Writing a novel is one thing: launching it onto an unsuspecting world is something else altogether; and these are moments filled with a mild sense of panic, not to mention nervousness and nail-biting anxiety.
The questions one asks oneself (probably in common with almost every debut novelist) are: what will everyone think of my novel – will they hate it or love it… or something in between; will people even buy it?
Following the launch of my novel last Friday, and in an effort to put these fears to the back of my mind, I have started to focus on the next book: the sequel to Light and Darkness, entitled Earth and Heaven. In this novel, Harry’s story moves forward to the Second World War and, without giving too much away, most of the characters from Light and Darkness reappear in some shape or form.

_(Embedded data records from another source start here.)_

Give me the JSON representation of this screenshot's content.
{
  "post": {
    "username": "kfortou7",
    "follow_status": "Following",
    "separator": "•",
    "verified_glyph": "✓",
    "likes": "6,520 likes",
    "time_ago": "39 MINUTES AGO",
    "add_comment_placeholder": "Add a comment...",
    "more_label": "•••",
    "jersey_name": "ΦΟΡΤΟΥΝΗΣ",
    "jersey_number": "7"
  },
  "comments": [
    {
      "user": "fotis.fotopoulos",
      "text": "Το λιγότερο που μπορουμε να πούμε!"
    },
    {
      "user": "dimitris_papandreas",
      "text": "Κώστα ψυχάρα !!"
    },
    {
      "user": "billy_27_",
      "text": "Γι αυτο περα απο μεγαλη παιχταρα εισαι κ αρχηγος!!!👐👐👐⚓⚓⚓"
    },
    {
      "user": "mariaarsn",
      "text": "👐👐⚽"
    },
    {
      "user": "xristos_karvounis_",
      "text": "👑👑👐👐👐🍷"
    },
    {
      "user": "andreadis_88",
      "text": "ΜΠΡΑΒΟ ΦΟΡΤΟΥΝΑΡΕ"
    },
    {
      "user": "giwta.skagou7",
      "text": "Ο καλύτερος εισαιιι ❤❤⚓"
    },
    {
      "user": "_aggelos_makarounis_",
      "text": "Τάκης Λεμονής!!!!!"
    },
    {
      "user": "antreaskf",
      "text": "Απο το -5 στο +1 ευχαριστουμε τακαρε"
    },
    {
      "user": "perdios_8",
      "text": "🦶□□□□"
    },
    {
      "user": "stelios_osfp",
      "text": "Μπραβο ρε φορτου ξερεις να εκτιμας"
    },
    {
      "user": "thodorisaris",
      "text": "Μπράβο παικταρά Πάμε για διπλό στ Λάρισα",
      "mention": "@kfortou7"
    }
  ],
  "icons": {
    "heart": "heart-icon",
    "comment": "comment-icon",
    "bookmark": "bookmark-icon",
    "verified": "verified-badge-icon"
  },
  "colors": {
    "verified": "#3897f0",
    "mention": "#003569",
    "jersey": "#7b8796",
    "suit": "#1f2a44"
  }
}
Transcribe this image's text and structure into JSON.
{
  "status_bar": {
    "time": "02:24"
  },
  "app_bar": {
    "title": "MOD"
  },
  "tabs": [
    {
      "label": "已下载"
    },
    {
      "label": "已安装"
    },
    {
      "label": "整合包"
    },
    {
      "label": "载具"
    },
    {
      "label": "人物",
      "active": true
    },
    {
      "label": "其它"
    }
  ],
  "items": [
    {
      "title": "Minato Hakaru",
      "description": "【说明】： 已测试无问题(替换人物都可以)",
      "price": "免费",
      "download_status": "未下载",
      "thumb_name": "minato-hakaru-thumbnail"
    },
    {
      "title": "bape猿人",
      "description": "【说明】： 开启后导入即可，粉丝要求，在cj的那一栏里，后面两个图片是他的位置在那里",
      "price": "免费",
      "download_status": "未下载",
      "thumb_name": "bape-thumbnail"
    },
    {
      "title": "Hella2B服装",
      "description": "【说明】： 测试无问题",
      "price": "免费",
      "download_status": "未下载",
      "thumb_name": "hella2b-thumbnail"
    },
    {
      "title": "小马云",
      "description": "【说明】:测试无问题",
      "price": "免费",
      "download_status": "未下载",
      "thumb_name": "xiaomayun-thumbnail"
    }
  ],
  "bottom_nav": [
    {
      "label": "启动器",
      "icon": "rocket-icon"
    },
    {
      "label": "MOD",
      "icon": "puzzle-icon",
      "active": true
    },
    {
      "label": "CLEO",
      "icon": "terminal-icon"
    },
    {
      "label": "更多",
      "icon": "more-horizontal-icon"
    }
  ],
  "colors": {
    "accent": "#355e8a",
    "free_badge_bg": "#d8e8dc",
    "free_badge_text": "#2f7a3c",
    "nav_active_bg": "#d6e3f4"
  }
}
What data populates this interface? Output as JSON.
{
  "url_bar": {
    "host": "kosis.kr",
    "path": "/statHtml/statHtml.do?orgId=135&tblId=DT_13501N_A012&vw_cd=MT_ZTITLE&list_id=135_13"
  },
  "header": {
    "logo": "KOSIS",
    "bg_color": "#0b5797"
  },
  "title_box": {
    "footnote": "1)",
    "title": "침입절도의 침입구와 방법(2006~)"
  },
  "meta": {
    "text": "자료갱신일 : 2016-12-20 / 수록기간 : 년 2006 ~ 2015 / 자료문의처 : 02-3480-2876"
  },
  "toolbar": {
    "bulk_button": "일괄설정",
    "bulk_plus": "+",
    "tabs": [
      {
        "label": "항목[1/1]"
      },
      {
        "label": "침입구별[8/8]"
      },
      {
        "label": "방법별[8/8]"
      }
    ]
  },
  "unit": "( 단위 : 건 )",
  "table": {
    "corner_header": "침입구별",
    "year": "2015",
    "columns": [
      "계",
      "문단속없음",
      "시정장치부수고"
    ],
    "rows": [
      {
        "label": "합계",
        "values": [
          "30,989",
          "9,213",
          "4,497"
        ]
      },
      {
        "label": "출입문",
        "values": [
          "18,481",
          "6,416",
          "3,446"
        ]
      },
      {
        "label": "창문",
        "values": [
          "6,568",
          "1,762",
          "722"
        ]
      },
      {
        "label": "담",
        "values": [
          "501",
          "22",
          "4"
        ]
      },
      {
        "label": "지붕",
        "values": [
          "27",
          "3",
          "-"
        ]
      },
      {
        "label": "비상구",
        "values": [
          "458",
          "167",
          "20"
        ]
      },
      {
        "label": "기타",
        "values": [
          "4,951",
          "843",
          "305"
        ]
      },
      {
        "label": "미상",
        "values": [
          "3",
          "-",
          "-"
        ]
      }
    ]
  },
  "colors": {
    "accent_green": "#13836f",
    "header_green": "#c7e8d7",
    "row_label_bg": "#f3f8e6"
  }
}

A great deal of my time now is spent researching various aspects of World War Two, from life on the home front – where the book is mainly set – to the trials and tribulations of an RAF fighter pilot. Anyone who knows me will say that the Second World War is not really my “thing”. I’m much more at home writing about pretty much any aspect of the First World War, so my research will no doubt need to be extensive and time-consuming.
One thing which I am prepared to give away, however, is the inspiration behind the title. Earth and Heaven (like Light and Darkness) is the title of a poem. While Light and Darkness was a First World War poem, Earth and Heaven was written just before the beginning of the Second World War, but its author was (and is) much more famous for his writings about the earlier conflict. He has always been my literary hero and I make no apology for reproducing his poem here:
Earth and Heaven by Siegfried Sassoon
What harmonies of earth are heard in heaven?…
If heaven there be, it is not strange nor far;
Much nearer is it than the morning star,
And human as our hearts which die forgiven.
O if there be that other world, that grace
Of souls redeemed, we breathe it like the air;
And angels are about us everywhere
In love’s good deeds, in life’s transfigured face.
[Poetry can mean anything you want it to, within reason, but to me that poem means that “heaven” exists on earth, in the human capacity to forgive, to redeem, to sympathise and – above all – to love.]